Thanks again for the prompt reply! Much appreciated sir. What you've said definitely puts my mind at ease. I just wanted to ask, if this is indeed herpes, can I expect symptoms related to burning/itching, etc to always be in the same spot (below my lip)? Or is it possible for HSV1 to reoccur in different spots around my mouth?
H. Hunter Handsfield, MD
H. Hunter Handsfield, MD
29 months ago
Recurrent outbreaks (blisters, sores, etc) usually are in pretty much the same area each time. For example, if left upper lip, usually the same area every time, give or take an inch or so. However, this is unknown for itching, burning, etc in absence of outbreaks. But once again, I'll say that such symptoms are not likely to be herpes anyway.---
29 months ago

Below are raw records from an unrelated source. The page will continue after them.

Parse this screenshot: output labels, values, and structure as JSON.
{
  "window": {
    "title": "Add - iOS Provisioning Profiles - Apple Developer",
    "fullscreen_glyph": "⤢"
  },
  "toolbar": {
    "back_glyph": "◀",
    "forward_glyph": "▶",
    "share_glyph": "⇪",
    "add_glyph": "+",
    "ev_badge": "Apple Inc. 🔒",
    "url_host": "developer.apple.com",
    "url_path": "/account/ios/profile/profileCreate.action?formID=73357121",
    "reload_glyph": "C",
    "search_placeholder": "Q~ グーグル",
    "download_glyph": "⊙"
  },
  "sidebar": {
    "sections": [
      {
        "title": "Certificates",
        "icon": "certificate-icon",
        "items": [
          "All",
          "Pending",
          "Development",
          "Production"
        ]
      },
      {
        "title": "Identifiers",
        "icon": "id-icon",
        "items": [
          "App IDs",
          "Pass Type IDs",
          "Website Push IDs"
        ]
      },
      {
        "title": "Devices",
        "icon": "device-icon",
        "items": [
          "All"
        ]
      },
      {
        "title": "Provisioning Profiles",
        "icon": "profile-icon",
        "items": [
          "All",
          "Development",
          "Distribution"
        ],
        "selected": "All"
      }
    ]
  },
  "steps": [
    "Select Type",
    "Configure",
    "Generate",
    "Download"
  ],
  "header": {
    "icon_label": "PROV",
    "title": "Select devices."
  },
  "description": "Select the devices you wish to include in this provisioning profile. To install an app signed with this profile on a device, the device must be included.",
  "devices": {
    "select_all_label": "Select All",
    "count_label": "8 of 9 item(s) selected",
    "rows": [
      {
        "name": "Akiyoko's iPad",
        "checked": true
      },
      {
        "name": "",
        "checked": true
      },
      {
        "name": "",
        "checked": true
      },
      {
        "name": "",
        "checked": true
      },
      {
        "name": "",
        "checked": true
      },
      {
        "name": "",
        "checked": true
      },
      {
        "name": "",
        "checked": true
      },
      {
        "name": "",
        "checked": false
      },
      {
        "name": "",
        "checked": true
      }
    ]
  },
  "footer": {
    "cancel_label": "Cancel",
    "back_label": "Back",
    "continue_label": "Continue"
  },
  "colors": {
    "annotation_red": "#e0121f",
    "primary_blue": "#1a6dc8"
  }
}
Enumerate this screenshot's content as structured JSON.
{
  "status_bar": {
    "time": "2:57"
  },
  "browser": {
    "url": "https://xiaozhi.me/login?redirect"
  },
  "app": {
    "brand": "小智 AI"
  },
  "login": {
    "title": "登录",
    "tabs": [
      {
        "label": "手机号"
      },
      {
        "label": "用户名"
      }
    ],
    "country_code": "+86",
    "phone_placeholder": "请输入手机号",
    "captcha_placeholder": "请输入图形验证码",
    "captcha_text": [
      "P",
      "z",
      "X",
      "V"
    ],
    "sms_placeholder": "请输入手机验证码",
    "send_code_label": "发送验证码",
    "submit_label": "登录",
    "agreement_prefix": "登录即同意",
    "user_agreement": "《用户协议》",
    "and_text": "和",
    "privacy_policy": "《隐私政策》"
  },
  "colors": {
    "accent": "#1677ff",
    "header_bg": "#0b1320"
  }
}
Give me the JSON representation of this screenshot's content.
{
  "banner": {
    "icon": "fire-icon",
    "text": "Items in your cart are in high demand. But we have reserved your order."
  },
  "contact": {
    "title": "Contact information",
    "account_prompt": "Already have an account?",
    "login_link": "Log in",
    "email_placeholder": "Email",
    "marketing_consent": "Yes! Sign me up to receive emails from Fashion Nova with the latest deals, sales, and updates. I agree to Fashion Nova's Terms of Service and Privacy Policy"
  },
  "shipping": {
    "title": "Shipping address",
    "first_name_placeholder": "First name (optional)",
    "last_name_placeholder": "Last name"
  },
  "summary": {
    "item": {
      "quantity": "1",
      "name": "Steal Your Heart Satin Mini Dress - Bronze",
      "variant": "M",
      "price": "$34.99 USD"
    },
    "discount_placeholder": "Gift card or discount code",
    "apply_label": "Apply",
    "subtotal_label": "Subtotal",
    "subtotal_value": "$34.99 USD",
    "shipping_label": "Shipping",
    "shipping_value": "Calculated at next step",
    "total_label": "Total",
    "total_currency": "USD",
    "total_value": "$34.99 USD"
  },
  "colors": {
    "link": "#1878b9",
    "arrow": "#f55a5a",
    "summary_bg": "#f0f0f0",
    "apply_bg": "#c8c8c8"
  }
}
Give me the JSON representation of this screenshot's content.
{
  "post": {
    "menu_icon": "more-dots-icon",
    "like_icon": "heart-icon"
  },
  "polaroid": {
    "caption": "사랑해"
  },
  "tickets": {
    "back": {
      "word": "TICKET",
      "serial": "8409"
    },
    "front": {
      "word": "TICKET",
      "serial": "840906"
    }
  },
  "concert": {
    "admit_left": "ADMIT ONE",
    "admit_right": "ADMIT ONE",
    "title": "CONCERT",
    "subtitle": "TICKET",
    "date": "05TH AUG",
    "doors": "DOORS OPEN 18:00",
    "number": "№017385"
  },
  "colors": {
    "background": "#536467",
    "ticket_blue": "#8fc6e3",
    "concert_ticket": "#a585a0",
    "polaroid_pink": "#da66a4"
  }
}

Thank you doctor. This has been extremely helpful. It must feel amazing to know that you've helped thousands of people worldwide. I'll take your advice and not worry about this. Have a great day!